The entire set of lines below should be copied exactly.

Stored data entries

═══

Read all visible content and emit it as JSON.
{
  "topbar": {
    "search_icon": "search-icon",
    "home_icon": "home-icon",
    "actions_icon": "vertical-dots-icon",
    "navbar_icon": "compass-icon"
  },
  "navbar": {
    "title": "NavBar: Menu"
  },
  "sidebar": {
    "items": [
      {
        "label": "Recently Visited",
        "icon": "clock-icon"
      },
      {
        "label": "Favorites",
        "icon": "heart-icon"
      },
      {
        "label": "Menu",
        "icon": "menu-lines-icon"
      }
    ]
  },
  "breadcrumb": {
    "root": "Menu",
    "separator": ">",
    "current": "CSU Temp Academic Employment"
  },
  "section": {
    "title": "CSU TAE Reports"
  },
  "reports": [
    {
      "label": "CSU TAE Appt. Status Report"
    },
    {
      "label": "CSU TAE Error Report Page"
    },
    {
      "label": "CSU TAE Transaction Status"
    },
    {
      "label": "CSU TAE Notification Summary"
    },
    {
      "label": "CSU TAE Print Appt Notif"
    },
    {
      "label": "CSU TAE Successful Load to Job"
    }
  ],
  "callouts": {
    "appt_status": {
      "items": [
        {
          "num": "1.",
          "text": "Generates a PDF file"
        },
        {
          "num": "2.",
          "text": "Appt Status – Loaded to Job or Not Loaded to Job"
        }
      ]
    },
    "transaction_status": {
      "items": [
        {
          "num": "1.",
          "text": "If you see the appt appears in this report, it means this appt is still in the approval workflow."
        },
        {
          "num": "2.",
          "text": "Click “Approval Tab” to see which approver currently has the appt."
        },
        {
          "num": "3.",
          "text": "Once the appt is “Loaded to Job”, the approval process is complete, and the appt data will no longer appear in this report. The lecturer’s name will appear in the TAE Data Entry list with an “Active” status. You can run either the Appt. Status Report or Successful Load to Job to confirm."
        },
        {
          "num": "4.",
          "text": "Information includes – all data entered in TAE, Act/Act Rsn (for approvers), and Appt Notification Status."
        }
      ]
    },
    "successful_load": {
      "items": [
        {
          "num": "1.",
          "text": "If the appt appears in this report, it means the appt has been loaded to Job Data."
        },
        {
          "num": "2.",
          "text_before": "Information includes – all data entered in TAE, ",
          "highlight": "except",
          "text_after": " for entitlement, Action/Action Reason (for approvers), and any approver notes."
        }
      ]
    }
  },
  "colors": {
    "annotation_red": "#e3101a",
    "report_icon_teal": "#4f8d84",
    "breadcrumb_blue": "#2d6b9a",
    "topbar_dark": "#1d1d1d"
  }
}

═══

#### Answer:
Read all visible content and emit it as JSON.
{
  "topbar": {
    "search_icon": "search-icon",
    "home_icon": "home-icon",
    "actions_icon": "vertical-dots-icon",
    "navbar_icon": "compass-icon"
  },
  "navbar": {
    "title": "NavBar: Menu"
  },
  "sidebar": {
    "items": [
      {
        "label": "Recently Visited",
        "icon": "clock-icon"
      },
      {
        "label": "Favorites",
        "icon": "heart-icon"
      },
      {
        "label": "Menu",
        "icon": "menu-lines-icon"
      }
    ]
  },
  "breadcrumb": {
    "root": "Menu",
    "separator": ">",
    "current": "CSU Temp Academic Employment"
  },
  "section": {
    "title": "CSU TAE Reports"
  },
  "reports": [
    {
      "label": "CSU TAE Appt. Status Report"
    },
    {
      "label": "CSU TAE Error Report Page"
    },
    {
      "label": "CSU TAE Transaction Status"
    },
    {
      "label": "CSU TAE Notification Summary"
    },
    {
      "label": "CSU TAE Print Appt Notif"
    },
    {
      "label": "CSU TAE Successful Load to Job"
    }
  ],
  "callouts": {
    "appt_status": {
      "items": [
        {
          "num": "1.",
          "text": "Generates a PDF file"
        },
        {
          "num": "2.",
          "text": "Appt Status – Loaded to Job or Not Loaded to Job"
        }
      ]
    },
    "transaction_status": {
      "items": [
        {
          "num": "1.",
          "text": "If you see the appt appears in this report, it means this appt is still in the approval workflow."
        },
        {
          "num": "2.",
          "text": "Click “Approval Tab” to see which approver currently has the appt."
        },
        {
          "num": "3.",
          "text": "Once the appt is “Loaded to Job”, the approval process is complete, and the appt data will no longer appear in this report. The lecturer’s name will appear in the TAE Data Entry list with an “Active” status. You can run either the Appt. Status Report or Successful Load to Job to confirm."
        },
        {
          "num": "4.",
          "text": "Information includes – all data entered in TAE, Act/Act Rsn (for approvers), and Appt Notification Status."
        }
      ]
    },
    "successful_load": {
      "items": [
        {
          "num": "1.",
          "text": "If the appt appears in this report, it means the appt has been loaded to Job Data."
        },
        {
          "num": "2.",
          "text_before": "Information includes – all data entered in TAE, ",
          "highlight": "except",
          "text_after": " for entitlement, Action/Action Reason (for approvers), and any approver notes."
        }
      ]
    }
  },
  "colors": {
    "annotation_red": "#e3101a",
    "report_icon_teal": "#4f8d84",
    "breadcrumb_blue": "#2d6b9a",
    "topbar_dark": "#1d1d1d"
  }
}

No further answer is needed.